Each entry below is to be given again word for word, with no pictures.

### Available records:
◆ ◆ ◆ ◆ ◆

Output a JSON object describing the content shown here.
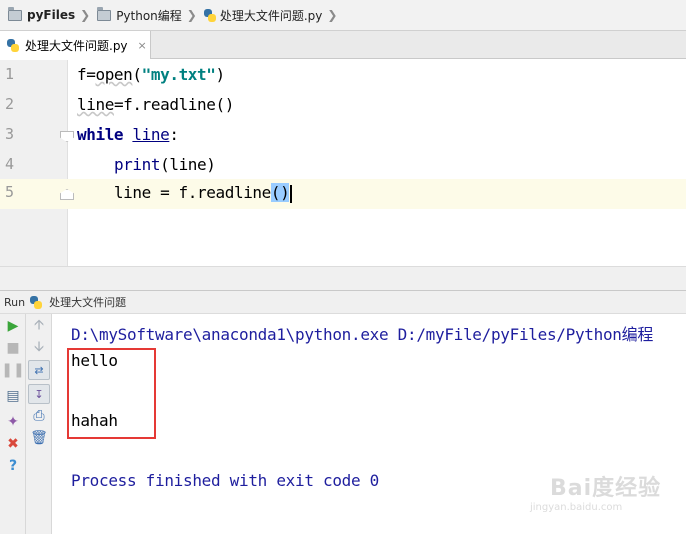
{
  "breadcrumb": {
    "items": [
      {
        "label": "pyFiles",
        "icon": "folder-icon"
      },
      {
        "label": "Python编程",
        "icon": "folder-icon"
      },
      {
        "label": "处理大文件问题.py",
        "icon": "python-file-icon"
      }
    ]
  },
  "editor_tab": {
    "label": "处理大文件问题.py",
    "close": "×"
  },
  "editor": {
    "line_numbers": [
      "1",
      "2",
      "3",
      "4",
      "5"
    ],
    "lines": [
      {
        "t1": "f=",
        "t2": "open",
        "t3": "(",
        "t4": "\"my.txt\"",
        "t5": ")"
      },
      {
        "t1": "line",
        "t2": "=f.readline()"
      },
      {
        "t1": "while",
        "t2": " ",
        "t3": "line",
        "t4": ":"
      },
      {
        "t1": "    ",
        "t2": "print",
        "t3": "(line)"
      },
      {
        "t1": "    line = f.readline",
        "t2": "(",
        "t3": ")"
      }
    ],
    "current_line": 5
  },
  "run_panel": {
    "title": "Run",
    "config_name": "处理大文件问题",
    "console": {
      "command": "D:\\mySoftware\\anaconda1\\python.exe D:/myFile/pyFiles/Python编程",
      "output": [
        "hello",
        "",
        "hahah",
        ""
      ],
      "exit_message": "Process finished with exit code 0"
    }
  },
  "watermark": {
    "text": "Bai度经验",
    "url": "jingyan.baidu.com"
  },
  "colors": {
    "keyword": "#000080",
    "string": "#008080",
    "console_blue": "#1e1e9e",
    "highlight_box": "#e53935"
  }
}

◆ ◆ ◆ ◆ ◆

### Written reply:
Output a JSON object describing the content shown here.
{
  "breadcrumb": {
    "items": [
      {
        "label": "pyFiles",
        "icon": "folder-icon"
      },
      {
        "label": "Python编程",
        "icon": "folder-icon"
      },
      {
        "label": "处理大文件问题.py",
        "icon": "python-file-icon"
      }
    ]
  },
  "editor_tab": {
    "label": "处理大文件问题.py",
    "close": "×"
  },
  "editor": {
    "line_numbers": [
      "1",
      "2",
      "3",
      "4",
      "5"
    ],
    "lines": [
      {
        "t1": "f=",
        "t2": "open",
        "t3": "(",
        "t4": "\"my.txt\"",
        "t5": ")"
      },
      {
        "t1": "line",
        "t2": "=f.readline()"
      },
      {
        "t1": "while",
        "t2": " ",
        "t3": "line",
        "t4": ":"
      },
      {
        "t1": "    ",
        "t2": "print",
        "t3": "(line)"
      },
      {
        "t1": "    line = f.readline",
        "t2": "(",
        "t3": ")"
      }
    ],
    "current_line": 5
  },
  "run_panel": {
    "title": "Run",
    "config_name": "处理大文件问题",
    "console": {
      "command": "D:\\mySoftware\\anaconda1\\python.exe D:/myFile/pyFiles/Python编程",
      "output": [
        "hello",
        "",
        "hahah",
        ""
      ],
      "exit_message": "Process finished with exit code 0"
    }
  },
  "watermark": {
    "text": "Bai度经验",
    "url": "jingyan.baidu.com"
  },
  "colors": {
    "keyword": "#000080",
    "string": "#008080",
    "console_blue": "#1e1e9e",
    "highlight_box": "#e53935"
  }
}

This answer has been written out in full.